* [HOW TO COMPLETE THIS TASK]:
Every line containing the word "странице" is to be copied from the data below.

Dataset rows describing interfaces
============================================================
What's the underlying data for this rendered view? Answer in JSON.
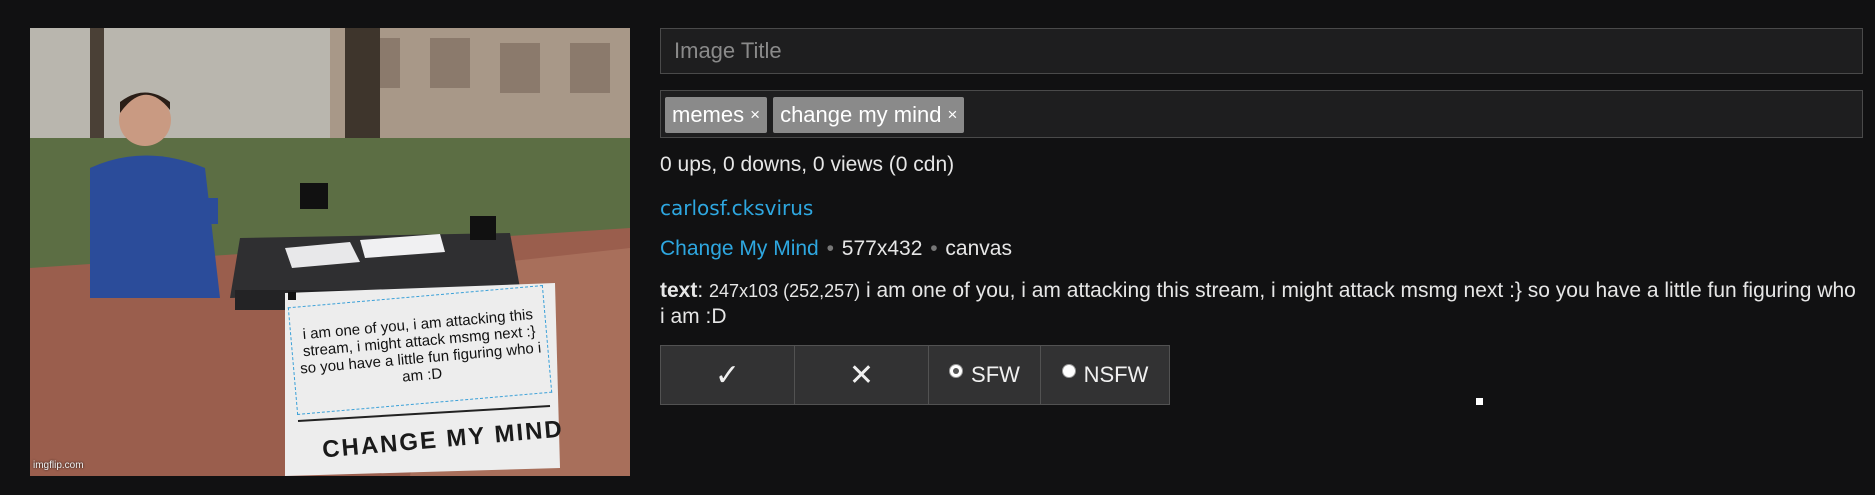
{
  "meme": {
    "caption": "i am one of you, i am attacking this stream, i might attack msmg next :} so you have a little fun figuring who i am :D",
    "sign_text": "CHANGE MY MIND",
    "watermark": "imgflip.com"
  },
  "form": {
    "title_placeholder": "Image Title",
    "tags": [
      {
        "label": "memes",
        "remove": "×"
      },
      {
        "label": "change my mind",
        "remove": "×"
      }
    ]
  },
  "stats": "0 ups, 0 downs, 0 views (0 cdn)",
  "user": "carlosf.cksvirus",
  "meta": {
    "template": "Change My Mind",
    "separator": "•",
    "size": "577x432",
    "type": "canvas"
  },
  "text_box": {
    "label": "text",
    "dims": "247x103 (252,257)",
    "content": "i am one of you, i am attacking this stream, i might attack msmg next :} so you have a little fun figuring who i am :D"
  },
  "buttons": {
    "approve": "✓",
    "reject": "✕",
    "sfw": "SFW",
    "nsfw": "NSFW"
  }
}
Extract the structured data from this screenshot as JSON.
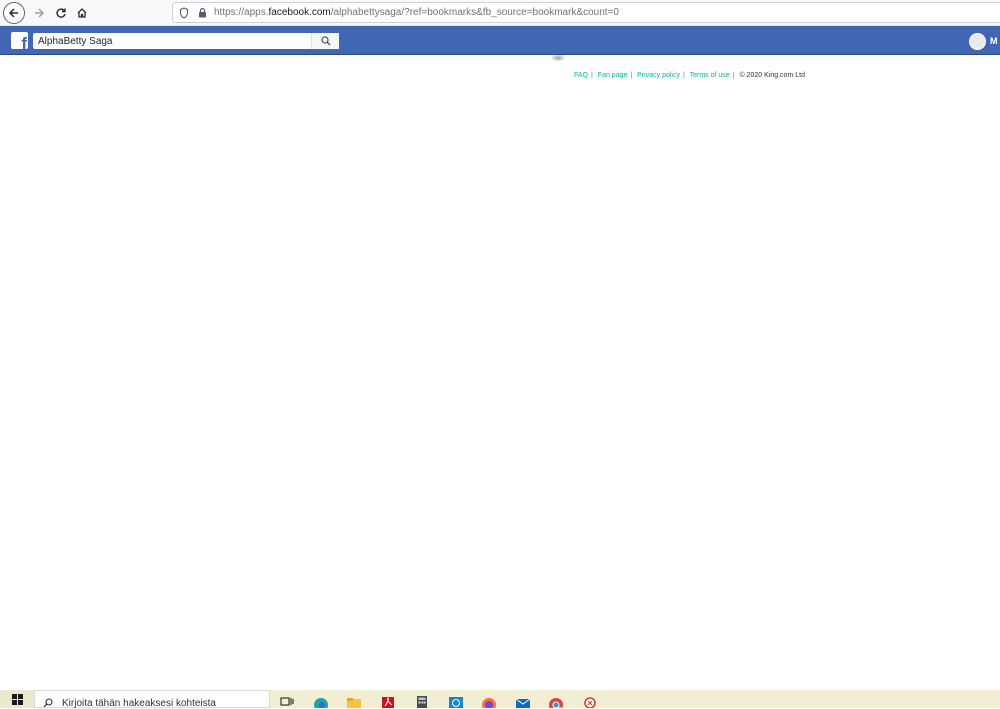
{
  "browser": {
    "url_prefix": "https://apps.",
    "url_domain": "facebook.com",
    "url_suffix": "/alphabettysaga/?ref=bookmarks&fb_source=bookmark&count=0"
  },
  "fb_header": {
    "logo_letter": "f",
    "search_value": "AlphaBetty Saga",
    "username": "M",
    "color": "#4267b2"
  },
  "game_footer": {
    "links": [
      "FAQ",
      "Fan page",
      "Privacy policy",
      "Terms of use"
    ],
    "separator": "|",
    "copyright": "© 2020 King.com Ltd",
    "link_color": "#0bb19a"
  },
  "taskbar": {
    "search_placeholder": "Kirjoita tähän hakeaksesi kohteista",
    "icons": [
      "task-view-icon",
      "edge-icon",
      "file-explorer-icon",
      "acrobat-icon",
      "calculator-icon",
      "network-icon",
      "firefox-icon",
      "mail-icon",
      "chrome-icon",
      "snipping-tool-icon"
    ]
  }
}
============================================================
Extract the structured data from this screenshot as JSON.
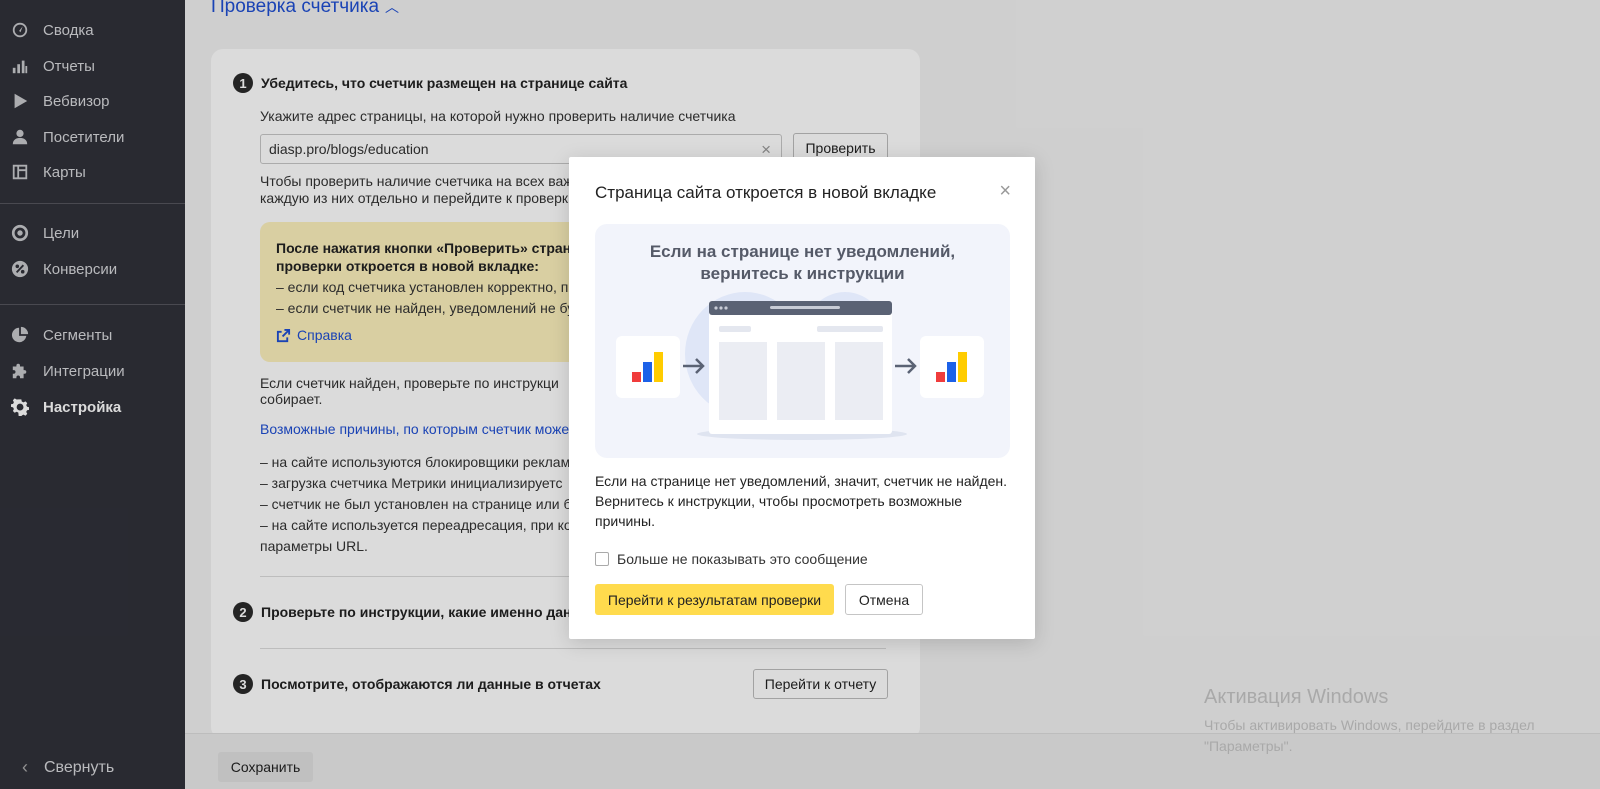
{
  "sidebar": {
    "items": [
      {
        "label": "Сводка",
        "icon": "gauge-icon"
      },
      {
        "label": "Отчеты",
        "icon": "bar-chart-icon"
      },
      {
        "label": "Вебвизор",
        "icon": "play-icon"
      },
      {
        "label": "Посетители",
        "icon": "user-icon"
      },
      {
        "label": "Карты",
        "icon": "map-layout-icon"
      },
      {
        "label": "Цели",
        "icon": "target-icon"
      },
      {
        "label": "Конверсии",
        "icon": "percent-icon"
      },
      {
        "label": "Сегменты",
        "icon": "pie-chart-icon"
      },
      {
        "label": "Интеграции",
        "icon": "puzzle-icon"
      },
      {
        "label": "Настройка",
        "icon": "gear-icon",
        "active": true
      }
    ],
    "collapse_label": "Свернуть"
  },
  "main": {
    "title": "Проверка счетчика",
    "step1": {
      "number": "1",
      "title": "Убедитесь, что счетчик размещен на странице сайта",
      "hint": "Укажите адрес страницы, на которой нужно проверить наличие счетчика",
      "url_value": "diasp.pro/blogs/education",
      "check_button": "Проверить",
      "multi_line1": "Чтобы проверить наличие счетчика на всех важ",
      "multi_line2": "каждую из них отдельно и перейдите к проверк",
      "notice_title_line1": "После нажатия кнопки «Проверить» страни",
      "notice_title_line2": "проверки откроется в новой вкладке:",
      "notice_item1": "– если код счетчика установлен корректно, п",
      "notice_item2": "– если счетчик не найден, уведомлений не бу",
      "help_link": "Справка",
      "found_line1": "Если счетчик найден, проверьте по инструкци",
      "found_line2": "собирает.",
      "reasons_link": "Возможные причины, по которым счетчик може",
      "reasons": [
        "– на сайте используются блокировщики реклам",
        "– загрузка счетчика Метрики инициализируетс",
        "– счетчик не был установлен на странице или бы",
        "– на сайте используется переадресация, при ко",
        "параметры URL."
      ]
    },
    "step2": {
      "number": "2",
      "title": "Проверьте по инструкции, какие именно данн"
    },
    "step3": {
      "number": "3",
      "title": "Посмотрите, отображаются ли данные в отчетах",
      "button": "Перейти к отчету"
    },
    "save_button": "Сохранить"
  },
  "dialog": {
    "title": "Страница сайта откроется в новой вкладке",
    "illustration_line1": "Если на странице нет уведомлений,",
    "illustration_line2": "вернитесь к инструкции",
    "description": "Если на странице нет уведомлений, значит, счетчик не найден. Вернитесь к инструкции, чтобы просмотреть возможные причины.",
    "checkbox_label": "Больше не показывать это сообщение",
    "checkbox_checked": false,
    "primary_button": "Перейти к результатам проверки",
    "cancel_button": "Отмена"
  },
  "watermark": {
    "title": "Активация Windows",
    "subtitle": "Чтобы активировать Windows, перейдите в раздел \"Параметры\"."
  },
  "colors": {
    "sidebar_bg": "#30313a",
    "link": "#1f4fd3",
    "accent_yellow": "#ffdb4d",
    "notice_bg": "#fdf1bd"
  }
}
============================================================
* [RESULT BELOW]:
      "title": "Убедитесь, что счетчик размещен на странице сайта",
        "– счетчик не был установлен на странице или бы",
    "illustration_line1": "Если на странице нет уведомлений,",
    "description": "Если на странице нет уведомлений, значит, счетчик не найден. Вернитесь к инструкции, чтобы просмотреть возможные причины.",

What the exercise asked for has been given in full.